Over the summer, with the heightened awareness of racial inequality in the country, we felt that the timing was right to start a platform that is one very important lever of creating a more level playing field for Black and brown communities. For us, that starts with affordable housing. We think private capital can do this at a speed and scale that public capital can’t.
Affordable housing as a real estate category is possibly the best category that’s out there. We’ve talked to investors that loved retail, that loved office, who two to three years ago were saying, “Well, your tenants don’t seem that creditworthy.” Today, how are their triple-A creditworthy tenants doing? A lot of the large retailers and a lot of the Fortune 1000 companies are suddenly pulling back on their leases and strategically defaulting or declaring bankruptcy, and our tenants are not. Our tenants are paying rent. Our collection rates are in the mid-90s.
NREI: Geographically, where will the money from the Black Impact Fund go?
Martin Muoto: We’re going to be in major metropolitan areas, in Black and brown communities, where there is an acute housing shortage. Phase One is going to be California. Phase Two is going to be the Pacific Northwest. Phase Three is going to be cities that are really partnering with us. Places like Atlanta, Philadelphia, D.C. and Baltimore are where we’ll be opportunistically only if a city creates the right sort of environment and we have great partners in these cities to help scale the business.
NREI: Who do you foresee investing in these funds?
Martin Muoto: We’re getting incredible demand from the large endowment funds. We’re getting incredible traction with the large financial players on the private wealth side—the likes of UBS and Goldman Sachs—as well as the banks. We have a $100 million commitment from a large bank that wants to do this. It’s a top 25 bank. There are also high-net-worth individuals and family offices that we expect to be investors, along with private foundations and pension funds. We’re already in due diligence with around 10 institutional investors.
Just to be super clear, we are trying to be very intentional about who we pick as partners. We want people and institutions that are mission-aligned and that are really in this for the right reason. We’re unapologetically a for-profit platform, but we’re a for-profit platform that is also unapologetically an incredible social impact platform. So, we look at both of those things. I really don’t want people to invest simply because we’re a minority-led platform investing in minority communities.
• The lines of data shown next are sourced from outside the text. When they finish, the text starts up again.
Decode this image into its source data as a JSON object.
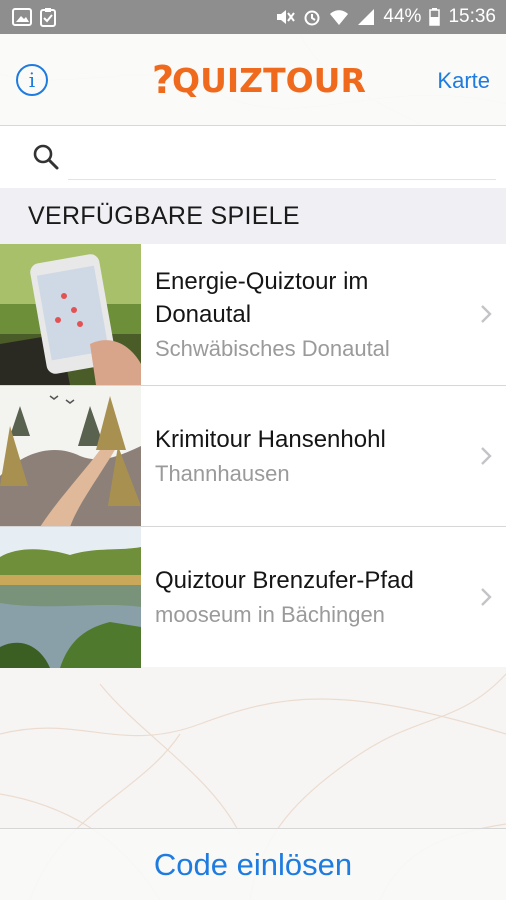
{
  "status_bar": {
    "battery_percent": "44%",
    "time": "15:36"
  },
  "nav": {
    "logo_mark": "?",
    "logo_text": "QUIZTOUR",
    "right_button": "Karte",
    "info_glyph": "i"
  },
  "search": {
    "placeholder": "",
    "value": ""
  },
  "section": {
    "title": "VERFÜGBARE SPIELE"
  },
  "games": [
    {
      "title": "Energie-Quiztour im Donautal",
      "subtitle": "Schwäbisches Donautal"
    },
    {
      "title": "Krimitour Hansenhohl",
      "subtitle": "Thannhausen"
    },
    {
      "title": "Quiztour Brenzufer-Pfad",
      "subtitle": "mooseum in Bächingen"
    }
  ],
  "footer": {
    "button": "Code einlösen"
  },
  "colors": {
    "accent": "#1e7be0",
    "brand": "#f06a1e",
    "status_bar": "#8e8e8e"
  }
}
Over the summer, with the Black Lives Matter movement and so on, everybody was putting out press releases and wanting to one-up each other about what they’re doing for Black and brown communities. Okay, that’s fantastic. For us, it’s about picking the right partners that are really committed to finding ways to create a more level playing field for all. I don’t spend a lot of time talking about the problem. I want to spend time talking about how we create solutions, not how we got to this point. We can spend all of our time talking about that, but it quickly becomes very polarizing.
The country is being torn apart, and there’s polarization on so many issues. If you look at the great empires in history, the one thing that undermines them is when they get divided and they start to turn on themselves. The issue of race is a polarizing one, and therefore we do have to address it for the sake of the country, to create a more even playing field and to grow the pie. When the pie looks like it’s shrinking, people get very tribal, very “It’s me or you.”
I have no hubris, believing that we’re solving racial inequality. We’re not solving racial inequality, but we are showing instances where you can create a more level playing field, create incentives for the community to move forward and allow them to share in the economic prosperity that gets created through real estate.